I was thinking about staying in VA Beach this summer and getting a seasonal job so I could train at the studio but that changed during my drive to work this morning.  The sun was warm and the air was crisp.  I quickly reminisced about the brisk early mornings waking up in my tent in Harpers Ferry.  Nothing beats living in a tent, working on the river, having fun, and getting paid to do it.  I spent most of the morning researching fitness gyms and aerial arts gyms near Harpers Ferry.  I didn’t have much luck but the outfitter I work for has an outdoor aerial adventure park which I can play on.  It’s a good work out (if I sprint it) and I remember last year when a buddy told me to do pull-ups on the gymnastic rings at the end of one of the courses.  I’m going to be strict about conditioning this summer and perhaps get other people to work out with me as well.

I have nothing and everything to lose.

“So it goes.”

I was the child that ran up/down the stairs instead of walked.  I was the child that leaped on couches and climbed atop of counter tops.  I was the child that crawled onto furniture shelves and got stuck.  I was the child that had to have her older brother rescue her from the top of palm trees.  I was the child that effortlessly glided through the monkey bars at the playground.  I embodied the natural skill of climbing and fearlessness of heights at an early age.  Here is a little more background of the physical aspect of my life.  I have been an athlete all my life and activities that I enjoy include (to name a few): field hockey, soccer, rock climbing, surfing, bicycle polo, slacklining, and longboard skateboarding.  In high school, I ran track between the field hockey and soccer seasons to stay fit.  I pole vaulted my senior year and qualified to compete in states twice.  In college, I tried out for the ODU field hockey team but came to the conclusion that I wanted to party my freshman and sophomore years instead.  I ended up joining the rowing club for a year and eventually joined the rock climbing club as well.

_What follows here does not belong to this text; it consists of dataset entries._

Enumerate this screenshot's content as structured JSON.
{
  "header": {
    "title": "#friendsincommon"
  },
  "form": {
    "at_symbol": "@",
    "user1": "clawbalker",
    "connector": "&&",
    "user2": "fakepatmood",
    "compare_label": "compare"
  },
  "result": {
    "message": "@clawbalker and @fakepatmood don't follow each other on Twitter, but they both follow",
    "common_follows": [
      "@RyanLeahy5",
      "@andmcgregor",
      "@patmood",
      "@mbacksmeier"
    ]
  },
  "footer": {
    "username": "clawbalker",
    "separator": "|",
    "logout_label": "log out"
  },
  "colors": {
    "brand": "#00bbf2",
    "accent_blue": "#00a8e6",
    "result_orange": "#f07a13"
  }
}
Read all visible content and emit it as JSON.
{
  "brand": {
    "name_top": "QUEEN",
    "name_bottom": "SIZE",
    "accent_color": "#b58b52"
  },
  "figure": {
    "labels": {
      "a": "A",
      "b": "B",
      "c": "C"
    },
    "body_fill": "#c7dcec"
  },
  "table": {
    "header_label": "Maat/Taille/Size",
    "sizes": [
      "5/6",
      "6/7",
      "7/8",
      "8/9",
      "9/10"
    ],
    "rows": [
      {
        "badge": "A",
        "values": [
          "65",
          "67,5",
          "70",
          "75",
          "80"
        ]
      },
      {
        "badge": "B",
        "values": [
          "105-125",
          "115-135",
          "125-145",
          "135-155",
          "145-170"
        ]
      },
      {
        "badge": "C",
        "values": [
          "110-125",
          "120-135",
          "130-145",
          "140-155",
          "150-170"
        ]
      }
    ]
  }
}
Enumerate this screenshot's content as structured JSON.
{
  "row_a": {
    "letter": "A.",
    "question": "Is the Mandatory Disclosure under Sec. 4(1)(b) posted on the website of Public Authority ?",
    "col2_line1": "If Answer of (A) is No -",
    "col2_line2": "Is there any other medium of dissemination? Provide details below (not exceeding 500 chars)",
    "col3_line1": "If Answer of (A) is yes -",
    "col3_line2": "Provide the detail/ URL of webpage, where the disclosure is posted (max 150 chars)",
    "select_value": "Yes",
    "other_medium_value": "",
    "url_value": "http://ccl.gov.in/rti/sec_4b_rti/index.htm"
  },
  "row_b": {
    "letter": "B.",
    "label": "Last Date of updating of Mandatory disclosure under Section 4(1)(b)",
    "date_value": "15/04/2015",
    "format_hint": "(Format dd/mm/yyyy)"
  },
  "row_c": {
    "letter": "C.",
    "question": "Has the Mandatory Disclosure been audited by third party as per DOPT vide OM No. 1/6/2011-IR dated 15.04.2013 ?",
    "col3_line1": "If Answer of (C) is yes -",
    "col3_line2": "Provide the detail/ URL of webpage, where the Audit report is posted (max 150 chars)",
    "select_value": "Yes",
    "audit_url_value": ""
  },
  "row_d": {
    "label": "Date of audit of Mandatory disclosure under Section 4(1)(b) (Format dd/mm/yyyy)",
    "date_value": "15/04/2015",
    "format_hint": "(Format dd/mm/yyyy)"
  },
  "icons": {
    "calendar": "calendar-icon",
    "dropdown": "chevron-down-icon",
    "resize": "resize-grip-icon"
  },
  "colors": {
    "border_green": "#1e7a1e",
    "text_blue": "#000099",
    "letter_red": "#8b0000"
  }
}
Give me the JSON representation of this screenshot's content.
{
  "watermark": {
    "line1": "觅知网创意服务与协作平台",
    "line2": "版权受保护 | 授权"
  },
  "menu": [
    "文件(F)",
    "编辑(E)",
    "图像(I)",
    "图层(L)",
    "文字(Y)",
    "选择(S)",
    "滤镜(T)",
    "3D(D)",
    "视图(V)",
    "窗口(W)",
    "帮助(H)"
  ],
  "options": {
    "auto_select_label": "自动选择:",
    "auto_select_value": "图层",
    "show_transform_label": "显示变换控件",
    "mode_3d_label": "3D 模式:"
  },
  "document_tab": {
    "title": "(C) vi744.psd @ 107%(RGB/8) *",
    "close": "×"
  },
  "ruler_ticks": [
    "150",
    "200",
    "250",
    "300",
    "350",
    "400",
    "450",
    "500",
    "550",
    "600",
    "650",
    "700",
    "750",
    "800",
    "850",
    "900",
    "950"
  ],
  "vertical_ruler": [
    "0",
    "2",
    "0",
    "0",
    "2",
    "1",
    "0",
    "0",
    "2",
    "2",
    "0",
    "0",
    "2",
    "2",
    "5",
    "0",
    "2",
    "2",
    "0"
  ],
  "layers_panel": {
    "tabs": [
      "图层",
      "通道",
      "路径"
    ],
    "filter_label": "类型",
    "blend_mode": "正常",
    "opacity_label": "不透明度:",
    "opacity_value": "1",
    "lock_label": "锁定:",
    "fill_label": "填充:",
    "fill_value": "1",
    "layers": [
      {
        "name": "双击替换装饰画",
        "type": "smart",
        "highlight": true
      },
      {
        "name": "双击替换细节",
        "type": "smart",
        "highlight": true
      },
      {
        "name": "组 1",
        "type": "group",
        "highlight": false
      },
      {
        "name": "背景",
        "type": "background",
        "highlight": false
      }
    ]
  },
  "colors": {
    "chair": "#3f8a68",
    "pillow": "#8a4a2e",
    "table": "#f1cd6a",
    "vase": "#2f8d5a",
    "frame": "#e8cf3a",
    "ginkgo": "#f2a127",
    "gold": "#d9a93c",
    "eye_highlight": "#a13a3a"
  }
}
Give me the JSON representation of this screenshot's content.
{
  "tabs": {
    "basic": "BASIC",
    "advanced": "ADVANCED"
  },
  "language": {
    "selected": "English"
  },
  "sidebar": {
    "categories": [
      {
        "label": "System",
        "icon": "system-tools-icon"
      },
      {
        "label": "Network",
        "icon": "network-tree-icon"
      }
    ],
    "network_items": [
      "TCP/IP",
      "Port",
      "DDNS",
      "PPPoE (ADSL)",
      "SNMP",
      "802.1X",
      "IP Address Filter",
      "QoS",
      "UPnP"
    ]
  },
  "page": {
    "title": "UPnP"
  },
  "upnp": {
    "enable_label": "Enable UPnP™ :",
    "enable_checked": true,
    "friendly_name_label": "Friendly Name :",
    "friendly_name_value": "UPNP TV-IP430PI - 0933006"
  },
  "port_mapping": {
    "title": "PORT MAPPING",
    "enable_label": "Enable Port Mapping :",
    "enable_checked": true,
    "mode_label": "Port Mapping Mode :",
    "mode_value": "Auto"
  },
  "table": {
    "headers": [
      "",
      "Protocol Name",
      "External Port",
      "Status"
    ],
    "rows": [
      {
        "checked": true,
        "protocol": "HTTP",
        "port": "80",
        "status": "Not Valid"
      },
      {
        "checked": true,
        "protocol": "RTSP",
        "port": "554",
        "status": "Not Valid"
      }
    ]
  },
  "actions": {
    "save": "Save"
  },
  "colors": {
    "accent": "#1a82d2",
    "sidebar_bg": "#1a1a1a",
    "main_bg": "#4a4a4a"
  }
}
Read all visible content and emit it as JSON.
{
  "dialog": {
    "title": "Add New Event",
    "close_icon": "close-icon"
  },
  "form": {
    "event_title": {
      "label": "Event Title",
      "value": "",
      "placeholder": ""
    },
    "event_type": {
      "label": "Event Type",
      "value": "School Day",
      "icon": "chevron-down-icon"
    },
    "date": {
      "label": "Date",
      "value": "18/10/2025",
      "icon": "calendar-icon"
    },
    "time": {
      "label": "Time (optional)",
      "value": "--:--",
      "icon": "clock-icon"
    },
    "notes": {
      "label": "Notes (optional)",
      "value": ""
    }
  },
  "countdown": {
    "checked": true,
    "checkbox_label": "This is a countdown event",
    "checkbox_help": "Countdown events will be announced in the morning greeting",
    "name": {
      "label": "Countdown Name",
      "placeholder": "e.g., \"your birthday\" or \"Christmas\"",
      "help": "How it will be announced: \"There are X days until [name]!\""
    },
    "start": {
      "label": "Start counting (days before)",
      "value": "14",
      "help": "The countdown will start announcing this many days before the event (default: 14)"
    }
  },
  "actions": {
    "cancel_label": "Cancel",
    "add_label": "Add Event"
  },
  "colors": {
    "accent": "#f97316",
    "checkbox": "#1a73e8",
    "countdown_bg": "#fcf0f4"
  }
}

It has been five and a half years since I graduated college.  I am a health and physical education teacher now and this is my sixth year at the same school.  I started whitewater raft guiding in Harpers Ferry, WV during my summers off except for one year (2009) when I took a two month road trip around the United States with a buddy.  Unfortunately, this summer will also be a hiatus from the river.  This decision saddens me but it also makes room for the main purpose of my blogging.

A friend and I went to see Cirque du Soleil: Worlds Away 3D on January 2nd.  It awed me, for sure.  I have only seen one Cirque du Soleil show and it was the Michael Jackson tribute at the Hampton Coliseum last May.  That shit was amazing!  Needless to say, I signed up for an Introduction to Aerial Arts 90-minute class at Airotique Movement in VA Beach only two days after seeing Worlds Away.  The apparatus I got to play with included: silk/tissu (aerial fabric), static trapeze, aerial rope, Lyra (aerial steel hoop), and the silk hammock.  The aerial bug infested my brain and every cell in my body and perhaps awakened the dead ones.  I signed up for a four-week Lyra track session the following week.

Here we go.  Welcome to my blog.  This blog is a collection of excerpts of my journey to become an aerial and circus performer.  Expect nothing but rawness.

I’m going to take you upside down and spin you round and round.  Hold on to your panties.